Doug Lombardi is a professor in the Department of Human Development and Quantitative Methodology, and the associate dean for faculty affairs. Lombardi heads the Science Learning Research Group in conducting research that investigates reasoning and critical thinking about knowledge claims. His research is situated within the context of formal classroom settings and focuses on effective teaching tools and strategies to support deep learning, particularly about scientific topics that pose local, regional and global challenges, such as the causes of climate change and the availability of freshwater resources.

Lombardi previously served as an associate professor in the Department of Teaching and Learning at Temple University, and has held various science education roles, including as project facilitator, program evaluator and regional science education trainer at the Southern Nevada Regional Professional Development Program; education and public outreach manager for the NASA Phoenix Mars Mission at the University of Arizona; and high school science teacher positions in Tennessee and Arizona.

Image of Ebony Terrell Shockley

Ebony Terrell Shockley, Associate Dean for Undergraduate Studies and Educator Preparation
Ebony Terrell Shockley is a clinical professor in the Department of Teaching and Learning, Policy and Leadersihp. For more than 10 years, she has played an integral role in preparing College of Education students for careers in education and ensuring that the college offers rigorous and innovative academic programs. She previously served as the executive director of educator preparation, providing collegewide oversight for educator preparation programs, leading assessment and recruitment efforts and accreditation process, and establishing several school partnerships. Terrell Shockley also directed the Master's Certification (MCERT) Program for graduate students seeking an M.Ed. and/or teacher certification. 

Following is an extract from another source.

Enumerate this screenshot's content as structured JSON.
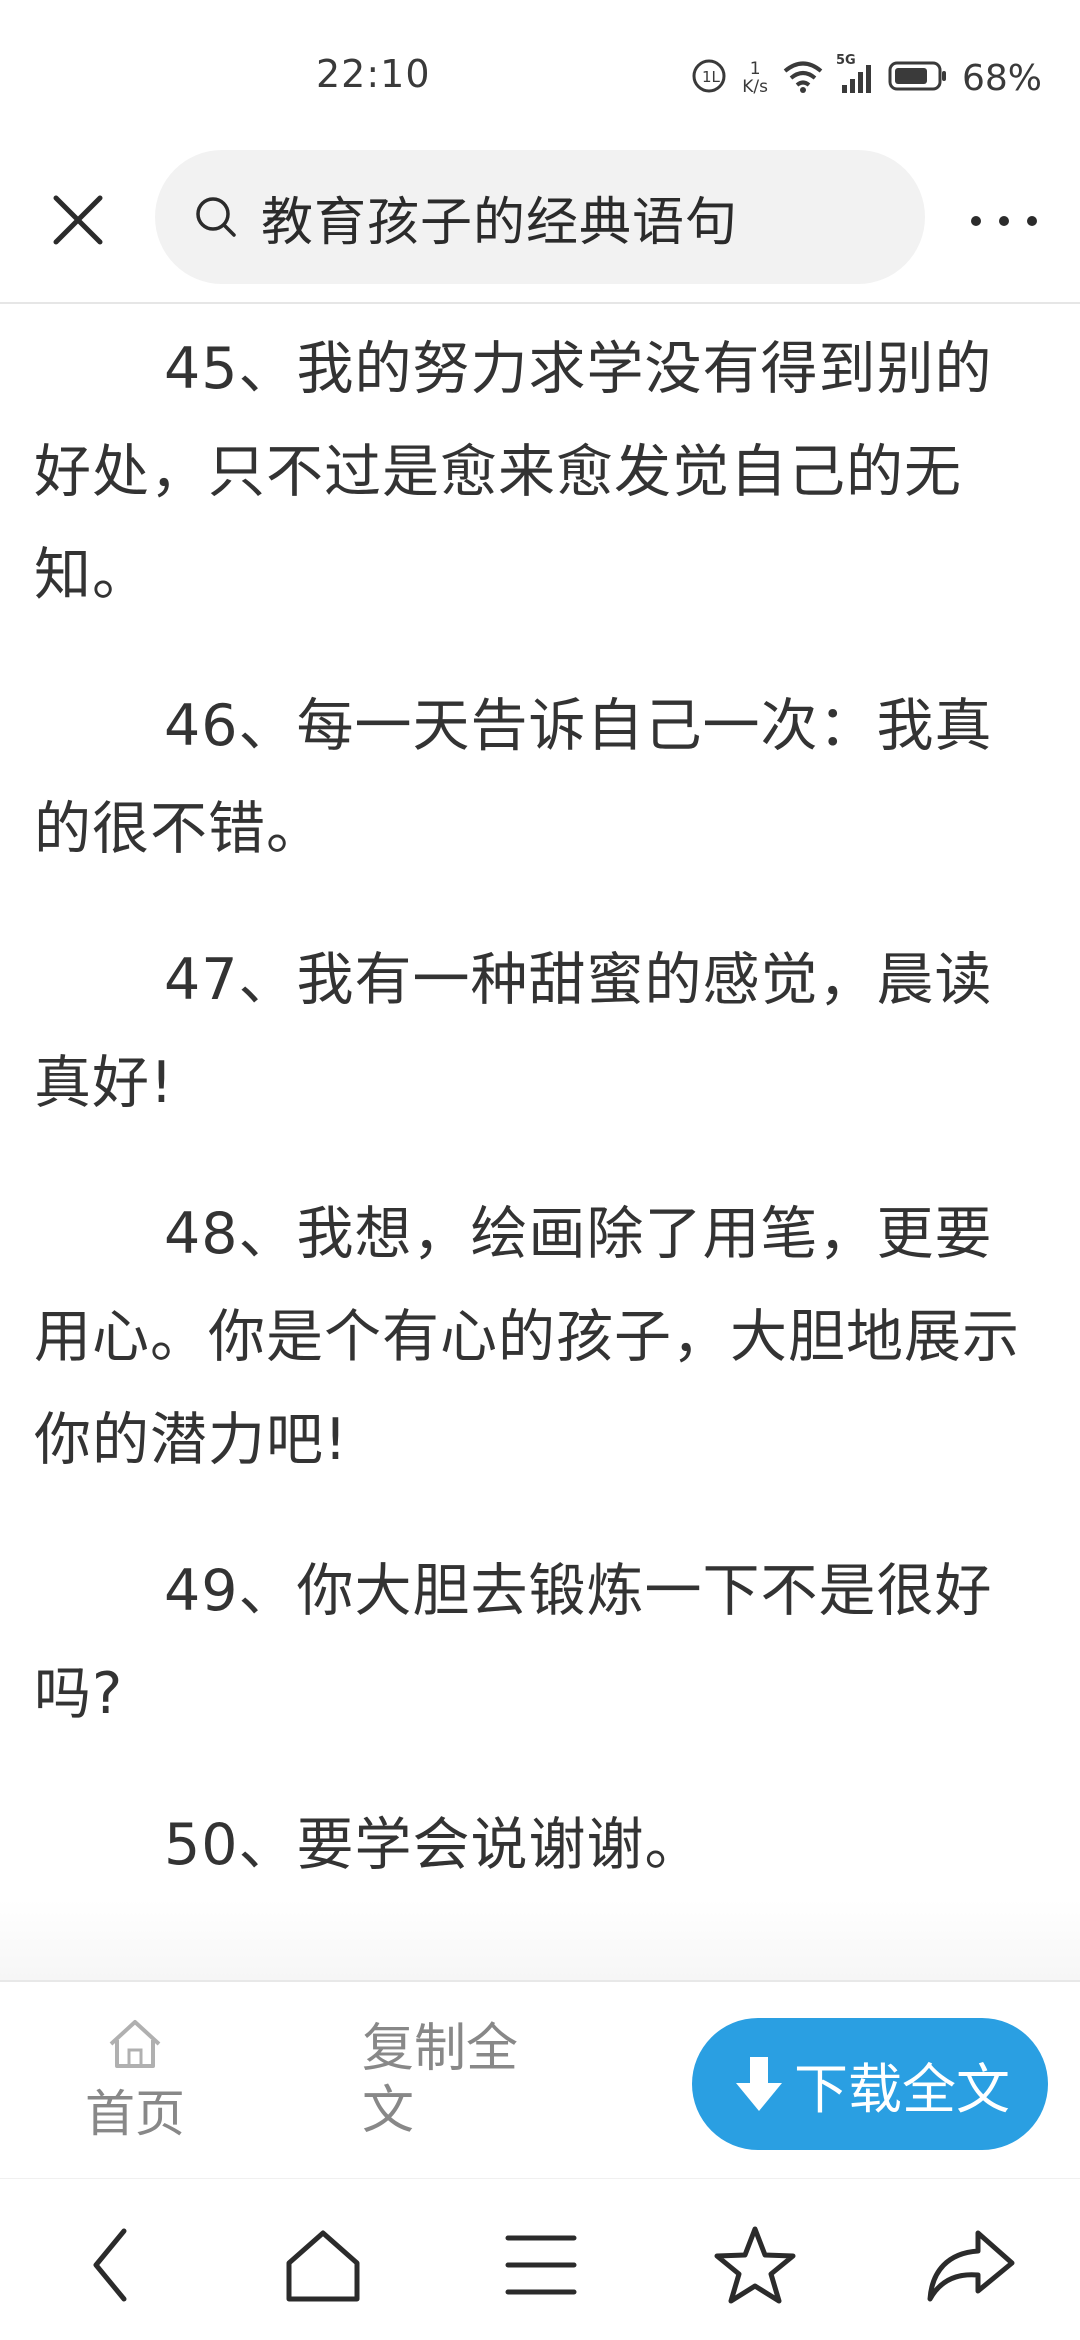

As the college's first diversity officer, she developed and supported a portfolio of courses centering inclusion and social justice, advocated and secured space for a lactation room for new moms, helped create policies based on climate survey data, and collaborated with diversity officers across campus to form an ATP and AEP diversity charge. 


Mary Taylor-Lewis, Diversity Officer, Senior Coordinator for Diversity, Equity and Inclusion 
Mary Taylor-Lewis (she/her) has worked across the education sector in varying capacities focused on student development and support, diversity, equity and inclusion strategy and organizational transformation. In her most recent role at Yale University, she served as a program administrator, centering her work on race, indigeneity and transnational migration.  Prior to that, Taylor-Lewis served as the inaugural chief strategic inclusion officer for an independent boarding/day high school and is proud to have led the development of the schools first Vision for Belonging and Justice in her tenure. Taylor-Lewis is committed to helping facilitate transformative spaces of connection and community and making spaces, places, policies, groups, as radically welcoming as they can be, and most importantly, student voice as central to any change.